Even in large tanks, Denison Barbs may accidentally cause some trouble. They are fast swimmers, so you should never put them with slow-swimming fish. Otherwise, accidents and injuries are bound to happen.
Throughout the day, you can observe these fish darting around the tank. They like to group up and swim in unison, creating a beautiful display of color.
This is one of the reasons we recommend them so often. Roseline Sharks are an incredibly entertaining freshwater fish to observe!
Denison Barb Tank Mates
It’s best to keep a small group of Denison Barbs together. These fish do not do well when they’re alone and rely on social interaction to stay healthy.
At the very least, you should keep a group of half a dozen.

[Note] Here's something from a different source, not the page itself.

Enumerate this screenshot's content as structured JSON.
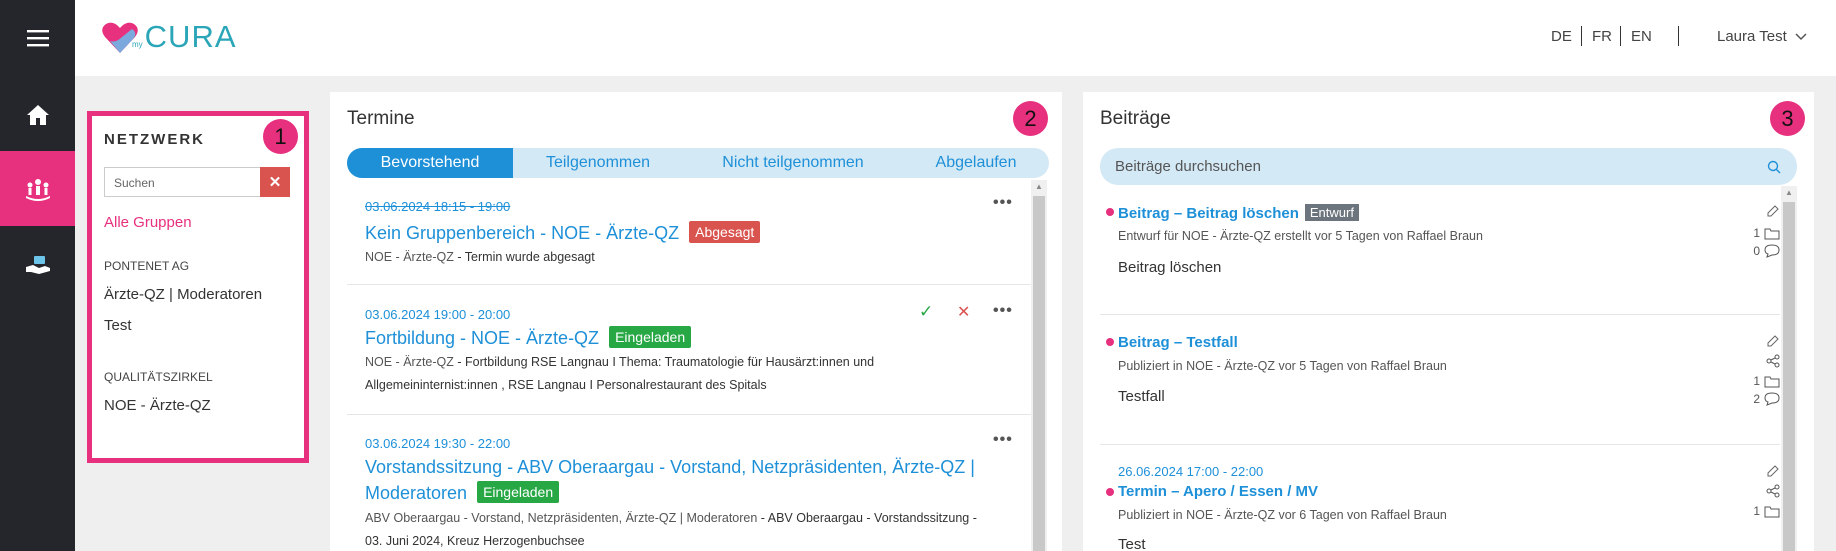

Beyond other Denison Barbs, you have a few options when it comes to compatibility. In general, try to stick to similar-sized fish that can swim fast. Slow fish with delicate fins are not recommended!
Here are some good tank mates for the Denison Barb:
- Larger Types Of Tetras
- Cherry Barb
- Celestial Pearl Danio
- Rosy Barb
- Rainbow Fish
- Tiger Barb
- Kribensis Cichlid
- Odessa Barb
While Denison Barb breeding happens all the time in commercial operations, it’s very rare to see success in a standard home aquarium. It can occur by chance, but triggering the spawning process is nearly impossible.
Commercial breeders utilize hormones and elaborate setups to get the job done. Currently, there are no known methods to get the fish to breed naturally.
Because of this, we don’t recommend attempting to do this at home. While it might seem like something fun to try, the chance of success is pretty much nonexistent.
Attempted breeding can cause unnecessary stress on your fish, without the reward of spawning. If someone comes up with a way to breed Roseline Sharks at home in the future we’ll definitely update this section of the guide!
Denison Barb care is something we think every aquarist can handle, as long as they’re committed to maintaining great water quality. These fish are actually pretty low-maintenance if you stay on top of things!
We hope this guide taught you a lot about this species and made you better-prepared for owning one in the future. We can’t recommend them enough.
If you have any other questions about the Roseline Shark that we didn’t cover in this guide, send them over! We’ll do our best to answer them as fast as we can.